We have all received a self. We received a self from our parents. We are receiving ourself from our breakfast. But how many of us truly accept our self?
To begin to see the extent to which I, in my vestibular dysfunction and associated perfectionistic control freakery, fail to truly accept myself: this might, in the end, be the best I can do in the way of self-acceptance. If complete self-acceptance is no vestibular dysfunction and total elimination of vestibular-based perfectionistic control freakery, I may as well give up sitting-zen practice here and now and take up something less demanding -- maybe mountain climbing or professional boxing, for example. Or perhaps pursue the career of a concert pianist.
We all have continued since before being born to use ourself. But generally we use ourselves unconsciously, unthinkingly, unattentively. We end-gain.
To limit JI-JU to autonomic receiving of the self, as opposed to conscious acceptance of the self, might be a mistake -- like sitting in lotus with the body. To limit JI-JU to conscious acceptance of the self, as opposed to autonomic receiving of the self, might also be a mistake -- like sitting in lotus with the mind. To limit JI-YO to reflex use of the self, as opposed to conscious use of the self, might be a mistake -- like sitting in lotus with the body. To limit JI-YO to conscious use of the self, as opposed to automatic, unconscious, reflex use of the self, might also be a mistake -- like sitting in lotus with the mind.
Egged on by the Luetchfords, Gudo perceived that I wanted to identify Master Dogen's teaching with that of FM Alexaner. And so Gudo poisoned our relationship forever and broke my heart. But no, that was Gudo's mistake. It was never my intention to identify A with B, only to clarify A more deeply.
I wanted to understand Master Dogen's teaching with the help of FM Alexander, and that is what I did. For 700 years nobody understood Master Dogen's instruction to sit in lotus with body, with mind, and as body and mind dropping off. But, with the help of two dead men, Master Dogen and FM Alexander, and the living pratice of sitting-zen, in the end, I could not fail to understand it. I arrived at that understanding eventually. But it cost me a lot of grief, which I haven't managed to process yet.
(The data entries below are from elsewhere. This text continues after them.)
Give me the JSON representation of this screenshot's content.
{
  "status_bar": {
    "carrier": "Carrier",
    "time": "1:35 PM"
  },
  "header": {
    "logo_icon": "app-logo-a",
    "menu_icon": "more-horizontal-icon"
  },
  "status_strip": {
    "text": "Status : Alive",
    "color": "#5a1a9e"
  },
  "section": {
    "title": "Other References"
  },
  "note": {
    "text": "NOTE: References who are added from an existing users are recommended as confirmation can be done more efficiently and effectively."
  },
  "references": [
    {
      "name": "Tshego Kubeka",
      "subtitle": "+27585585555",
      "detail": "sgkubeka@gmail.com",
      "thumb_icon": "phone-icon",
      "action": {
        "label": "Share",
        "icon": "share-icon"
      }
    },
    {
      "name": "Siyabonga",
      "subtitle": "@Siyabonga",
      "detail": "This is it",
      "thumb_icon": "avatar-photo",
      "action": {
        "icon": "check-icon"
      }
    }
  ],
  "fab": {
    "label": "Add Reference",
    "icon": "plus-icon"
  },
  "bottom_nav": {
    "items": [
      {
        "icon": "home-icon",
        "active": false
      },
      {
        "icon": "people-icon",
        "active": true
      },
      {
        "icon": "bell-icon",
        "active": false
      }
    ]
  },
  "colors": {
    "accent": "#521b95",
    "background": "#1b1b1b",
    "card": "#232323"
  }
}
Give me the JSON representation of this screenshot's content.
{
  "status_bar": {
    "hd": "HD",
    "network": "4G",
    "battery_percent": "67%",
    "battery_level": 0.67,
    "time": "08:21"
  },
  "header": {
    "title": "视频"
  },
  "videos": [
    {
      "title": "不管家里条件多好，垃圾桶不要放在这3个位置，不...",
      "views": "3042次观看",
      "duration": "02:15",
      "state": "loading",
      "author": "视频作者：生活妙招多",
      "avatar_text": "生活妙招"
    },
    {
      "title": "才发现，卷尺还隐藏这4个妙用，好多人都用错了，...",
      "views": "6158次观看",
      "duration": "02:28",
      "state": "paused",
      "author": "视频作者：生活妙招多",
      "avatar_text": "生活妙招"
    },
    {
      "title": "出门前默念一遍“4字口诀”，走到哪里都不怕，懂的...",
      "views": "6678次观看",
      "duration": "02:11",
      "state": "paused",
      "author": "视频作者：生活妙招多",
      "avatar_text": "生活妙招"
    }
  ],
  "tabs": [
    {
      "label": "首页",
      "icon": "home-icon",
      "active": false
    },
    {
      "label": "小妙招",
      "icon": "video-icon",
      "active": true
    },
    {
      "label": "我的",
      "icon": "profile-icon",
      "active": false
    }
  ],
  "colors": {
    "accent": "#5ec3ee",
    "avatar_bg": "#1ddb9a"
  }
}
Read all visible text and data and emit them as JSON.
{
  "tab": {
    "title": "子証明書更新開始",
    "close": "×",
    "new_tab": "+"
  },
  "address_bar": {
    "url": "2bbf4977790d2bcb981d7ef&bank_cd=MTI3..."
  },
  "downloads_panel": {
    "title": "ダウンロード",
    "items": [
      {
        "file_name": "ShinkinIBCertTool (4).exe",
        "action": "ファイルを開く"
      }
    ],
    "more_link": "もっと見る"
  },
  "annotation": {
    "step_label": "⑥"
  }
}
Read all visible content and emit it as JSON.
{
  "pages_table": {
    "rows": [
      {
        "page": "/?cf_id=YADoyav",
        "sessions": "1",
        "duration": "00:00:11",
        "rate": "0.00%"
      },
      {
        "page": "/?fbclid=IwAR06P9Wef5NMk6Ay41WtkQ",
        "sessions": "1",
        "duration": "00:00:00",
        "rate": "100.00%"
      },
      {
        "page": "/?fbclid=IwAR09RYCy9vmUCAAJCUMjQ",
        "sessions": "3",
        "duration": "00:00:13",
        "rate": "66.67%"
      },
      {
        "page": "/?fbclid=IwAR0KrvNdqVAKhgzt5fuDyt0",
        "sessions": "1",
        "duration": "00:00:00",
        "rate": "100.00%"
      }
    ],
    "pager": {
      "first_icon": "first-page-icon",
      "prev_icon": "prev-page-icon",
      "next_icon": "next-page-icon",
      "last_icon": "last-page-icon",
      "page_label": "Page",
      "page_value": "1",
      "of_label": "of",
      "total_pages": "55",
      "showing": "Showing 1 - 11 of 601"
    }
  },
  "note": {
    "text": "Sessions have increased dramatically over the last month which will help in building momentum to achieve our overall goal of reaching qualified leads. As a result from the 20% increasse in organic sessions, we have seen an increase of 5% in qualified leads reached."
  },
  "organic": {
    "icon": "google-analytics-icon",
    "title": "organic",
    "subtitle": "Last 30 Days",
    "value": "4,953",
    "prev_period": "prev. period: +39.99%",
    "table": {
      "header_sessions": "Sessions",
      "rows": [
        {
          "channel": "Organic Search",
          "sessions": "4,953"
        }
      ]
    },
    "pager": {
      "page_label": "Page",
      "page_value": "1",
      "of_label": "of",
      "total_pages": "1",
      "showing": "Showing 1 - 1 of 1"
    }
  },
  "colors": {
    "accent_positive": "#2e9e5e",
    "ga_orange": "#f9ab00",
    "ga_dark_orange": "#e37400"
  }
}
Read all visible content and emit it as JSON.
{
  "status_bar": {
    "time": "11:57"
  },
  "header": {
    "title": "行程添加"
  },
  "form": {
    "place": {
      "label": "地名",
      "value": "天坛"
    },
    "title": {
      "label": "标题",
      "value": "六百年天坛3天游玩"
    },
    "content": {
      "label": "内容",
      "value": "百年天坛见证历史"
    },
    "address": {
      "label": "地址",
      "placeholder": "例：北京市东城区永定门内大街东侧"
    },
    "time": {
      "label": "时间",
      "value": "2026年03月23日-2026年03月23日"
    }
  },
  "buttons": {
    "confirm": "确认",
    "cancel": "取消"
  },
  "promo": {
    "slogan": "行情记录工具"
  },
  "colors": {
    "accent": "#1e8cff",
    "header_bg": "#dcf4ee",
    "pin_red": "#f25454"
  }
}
The truth may be that I have been suppressing my grief, for a long time.
The translation of JI-JUYO-ZANMAI that appears in the opening paragraph of the Nishijima-Cross Shobogenzo translation, "the samadhi of receving and using the self," was a mistake. Furthermore, the title of this post, "Samadhi of Accepting and Using the Self," might also be a mistake.
I have received myself, but I do not always accept all of myself. I use myself ceaselessly, but often unthinkingly, badly, unharmoniously -- creating unwholesome karma within and without. Those two kinds of mistake are probably the most fundamental mistakes that I make every day.
Now I am going to France for three or four weeks, mainly in order to make those two kinds of mistake. If the stillness catches me, if the sound of the forest stream washes away all cares and body and mind drop off, so be it. But I don't expect that. What I do definitely expect, from repeated experience, is that after three or four days of karmic detox, I will awake wearily in the early hours, plagued by regrets for past mistakes large and small, and will sit alone in a cold pre-dawn, sitting in lotus with the body, like a being in hell, or a hungry ghost, or a dumb animal -- waiting for the first bird to tweet. I am looking forward to it.
Not only will I enjoy it; by sitting wholeheartedly in lotus, I will also be able to defeat miscellaneous pests. Even as a being in hell or a dumb animal, by sitting in the full lotus posture I will defeat the likes of Yoko and Michael Luetchford, James Cohen, and miscellaneous other celestial demons, at a stroke. Irrespective of me, the virtue of sitting in the full lotus posture is like that.